Babies and their bodies give signals when they aren’t feeling well. The most obvious are fever, runny nose, cough or rash. There are also less obvious signals: the baby may seem lethargic or very cranky, not interested in anything or anyone around them, has little or no appetite, spitting up more than usual, or their stools are either very hard or runny. The intensity and duration of such symptoms are also factors that will help you, a nurse, or a doctor determine how to treat them.
Check with your nurse hotline or pediatrician if you're concerned with:
- splotchy skin
- crossed eyes
- not eating
Go to an Emergency Room or Urgent Care facility if your child:
- Has a serious wound, burn or fractured bone.
- Needs a head injury evaluated.
- Needs an X-ray of a possible broken bone.
- Has a cut that may need stitches.
- Has a high fever or other serious illness.
- Has fallen more than 5 feet onto a hard surface.
- Exhibits any condition you feel may need emergent care.
You can also call your pediatrician or nurse hotline for advice, which may save you a costly emergency room visit.
Immediately call 911 if your child is experiencing any of the following:
- Difficulty breathing, such as breathing very rapidly.
- Injury in or by a moving vehicle.
- Serious bleeding or severe burns.
- Fractured leg or other serious fracture.
- Choking on something you cannot help them expel.
- Deformity of the skull—a possible skull fracture.
- Bleeding or clear fluid is streaming from the nose/ear/mouth.

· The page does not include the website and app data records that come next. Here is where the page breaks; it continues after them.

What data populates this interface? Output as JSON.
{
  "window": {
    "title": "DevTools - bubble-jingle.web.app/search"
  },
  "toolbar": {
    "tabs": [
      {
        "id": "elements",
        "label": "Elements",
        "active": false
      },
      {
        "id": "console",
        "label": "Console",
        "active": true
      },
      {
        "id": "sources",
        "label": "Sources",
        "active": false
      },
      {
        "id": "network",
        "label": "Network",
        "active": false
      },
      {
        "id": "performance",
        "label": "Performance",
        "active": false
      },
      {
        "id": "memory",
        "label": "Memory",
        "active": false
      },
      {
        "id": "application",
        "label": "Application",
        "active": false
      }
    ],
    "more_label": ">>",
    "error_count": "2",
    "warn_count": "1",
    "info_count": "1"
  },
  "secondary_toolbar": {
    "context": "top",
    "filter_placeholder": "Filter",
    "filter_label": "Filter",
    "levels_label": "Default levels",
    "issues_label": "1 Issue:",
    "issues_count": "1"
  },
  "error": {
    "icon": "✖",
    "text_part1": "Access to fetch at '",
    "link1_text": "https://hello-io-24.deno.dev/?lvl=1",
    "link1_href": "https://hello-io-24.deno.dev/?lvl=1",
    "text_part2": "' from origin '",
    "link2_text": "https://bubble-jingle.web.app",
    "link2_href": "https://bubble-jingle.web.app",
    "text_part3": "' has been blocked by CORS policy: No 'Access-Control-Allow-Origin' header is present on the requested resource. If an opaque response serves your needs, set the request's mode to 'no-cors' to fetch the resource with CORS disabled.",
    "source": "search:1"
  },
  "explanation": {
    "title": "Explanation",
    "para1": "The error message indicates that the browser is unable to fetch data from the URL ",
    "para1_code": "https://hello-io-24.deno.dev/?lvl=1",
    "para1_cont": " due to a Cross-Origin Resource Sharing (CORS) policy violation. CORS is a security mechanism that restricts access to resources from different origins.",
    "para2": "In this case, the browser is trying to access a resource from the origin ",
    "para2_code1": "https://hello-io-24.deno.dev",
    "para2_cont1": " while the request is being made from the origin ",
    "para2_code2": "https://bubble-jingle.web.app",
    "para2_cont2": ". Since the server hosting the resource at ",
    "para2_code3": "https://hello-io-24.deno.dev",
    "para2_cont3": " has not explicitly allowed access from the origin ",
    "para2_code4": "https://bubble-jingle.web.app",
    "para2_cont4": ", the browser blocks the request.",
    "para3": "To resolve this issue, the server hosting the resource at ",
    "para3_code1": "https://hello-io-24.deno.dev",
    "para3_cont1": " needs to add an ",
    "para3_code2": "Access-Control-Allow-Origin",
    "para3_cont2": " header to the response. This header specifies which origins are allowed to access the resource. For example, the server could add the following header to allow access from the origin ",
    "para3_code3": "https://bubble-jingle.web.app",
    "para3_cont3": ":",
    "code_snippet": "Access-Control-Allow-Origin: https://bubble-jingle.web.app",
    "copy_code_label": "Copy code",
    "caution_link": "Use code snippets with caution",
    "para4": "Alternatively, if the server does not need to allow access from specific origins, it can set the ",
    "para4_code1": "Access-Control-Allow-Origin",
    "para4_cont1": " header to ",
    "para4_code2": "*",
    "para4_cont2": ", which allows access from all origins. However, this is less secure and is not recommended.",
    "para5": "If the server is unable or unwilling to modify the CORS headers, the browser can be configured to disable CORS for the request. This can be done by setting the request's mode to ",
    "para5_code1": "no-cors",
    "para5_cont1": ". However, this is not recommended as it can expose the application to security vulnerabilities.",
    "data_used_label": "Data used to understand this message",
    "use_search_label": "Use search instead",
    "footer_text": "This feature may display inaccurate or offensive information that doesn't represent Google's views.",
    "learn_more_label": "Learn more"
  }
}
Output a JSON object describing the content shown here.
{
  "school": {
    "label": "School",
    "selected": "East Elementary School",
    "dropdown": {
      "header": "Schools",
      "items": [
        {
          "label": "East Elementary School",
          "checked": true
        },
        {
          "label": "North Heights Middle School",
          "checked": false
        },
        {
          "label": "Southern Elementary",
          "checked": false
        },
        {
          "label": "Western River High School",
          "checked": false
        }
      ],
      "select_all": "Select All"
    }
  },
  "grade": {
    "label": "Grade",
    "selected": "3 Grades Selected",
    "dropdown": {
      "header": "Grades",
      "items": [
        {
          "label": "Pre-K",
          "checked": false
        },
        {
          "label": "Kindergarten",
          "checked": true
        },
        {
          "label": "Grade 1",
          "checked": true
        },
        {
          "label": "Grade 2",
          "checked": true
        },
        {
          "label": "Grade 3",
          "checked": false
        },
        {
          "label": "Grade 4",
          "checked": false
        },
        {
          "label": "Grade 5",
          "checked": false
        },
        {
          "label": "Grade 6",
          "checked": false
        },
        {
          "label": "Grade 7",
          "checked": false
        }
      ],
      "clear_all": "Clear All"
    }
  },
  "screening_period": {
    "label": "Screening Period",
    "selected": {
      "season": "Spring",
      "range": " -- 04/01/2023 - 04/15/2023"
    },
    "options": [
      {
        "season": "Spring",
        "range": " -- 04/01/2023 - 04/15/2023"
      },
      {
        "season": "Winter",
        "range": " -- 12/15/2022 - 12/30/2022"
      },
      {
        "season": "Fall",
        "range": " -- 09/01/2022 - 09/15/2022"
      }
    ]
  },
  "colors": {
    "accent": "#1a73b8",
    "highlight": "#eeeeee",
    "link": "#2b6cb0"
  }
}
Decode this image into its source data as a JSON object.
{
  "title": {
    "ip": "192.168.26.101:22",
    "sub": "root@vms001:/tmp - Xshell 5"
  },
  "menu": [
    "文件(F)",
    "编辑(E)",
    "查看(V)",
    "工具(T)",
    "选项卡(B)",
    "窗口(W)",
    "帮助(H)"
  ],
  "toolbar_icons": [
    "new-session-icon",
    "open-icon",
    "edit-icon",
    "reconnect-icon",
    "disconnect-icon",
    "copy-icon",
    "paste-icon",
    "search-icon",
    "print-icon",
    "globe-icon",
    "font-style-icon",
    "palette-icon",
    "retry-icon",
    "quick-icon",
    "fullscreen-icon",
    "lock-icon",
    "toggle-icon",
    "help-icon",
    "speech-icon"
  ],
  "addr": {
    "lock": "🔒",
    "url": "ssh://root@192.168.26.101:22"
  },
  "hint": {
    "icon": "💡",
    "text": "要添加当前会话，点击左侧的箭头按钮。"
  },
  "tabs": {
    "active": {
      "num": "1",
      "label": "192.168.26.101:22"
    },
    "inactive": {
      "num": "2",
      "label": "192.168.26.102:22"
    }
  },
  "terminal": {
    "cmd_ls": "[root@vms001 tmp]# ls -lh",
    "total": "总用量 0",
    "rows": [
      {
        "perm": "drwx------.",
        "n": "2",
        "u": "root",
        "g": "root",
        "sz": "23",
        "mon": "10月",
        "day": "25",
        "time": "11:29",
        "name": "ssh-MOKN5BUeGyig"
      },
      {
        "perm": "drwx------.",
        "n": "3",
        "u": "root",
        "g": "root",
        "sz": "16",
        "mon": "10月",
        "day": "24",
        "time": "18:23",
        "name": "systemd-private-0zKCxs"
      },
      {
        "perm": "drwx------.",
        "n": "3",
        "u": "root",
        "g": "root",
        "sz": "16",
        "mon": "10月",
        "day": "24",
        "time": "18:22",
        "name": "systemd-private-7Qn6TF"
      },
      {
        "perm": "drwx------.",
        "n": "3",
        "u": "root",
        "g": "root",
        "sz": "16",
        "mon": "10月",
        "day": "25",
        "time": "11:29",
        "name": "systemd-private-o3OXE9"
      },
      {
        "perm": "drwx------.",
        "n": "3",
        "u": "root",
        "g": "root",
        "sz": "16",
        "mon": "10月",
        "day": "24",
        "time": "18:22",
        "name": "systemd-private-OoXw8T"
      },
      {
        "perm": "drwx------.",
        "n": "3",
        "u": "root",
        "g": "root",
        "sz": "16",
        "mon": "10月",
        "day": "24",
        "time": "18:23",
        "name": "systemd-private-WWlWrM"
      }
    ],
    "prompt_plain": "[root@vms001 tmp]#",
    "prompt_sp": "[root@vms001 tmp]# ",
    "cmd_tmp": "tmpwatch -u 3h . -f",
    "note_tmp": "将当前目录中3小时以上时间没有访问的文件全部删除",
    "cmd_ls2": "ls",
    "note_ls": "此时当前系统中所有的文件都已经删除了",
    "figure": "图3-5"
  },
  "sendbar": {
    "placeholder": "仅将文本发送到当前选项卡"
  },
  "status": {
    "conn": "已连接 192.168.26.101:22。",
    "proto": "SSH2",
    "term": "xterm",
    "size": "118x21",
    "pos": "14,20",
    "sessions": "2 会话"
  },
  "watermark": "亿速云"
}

- A condition you feel is life or limb threatening.
Call 911 or yell for someone else to do so. Push the speakerphone button on your phone so you can hear instructions while treating your child.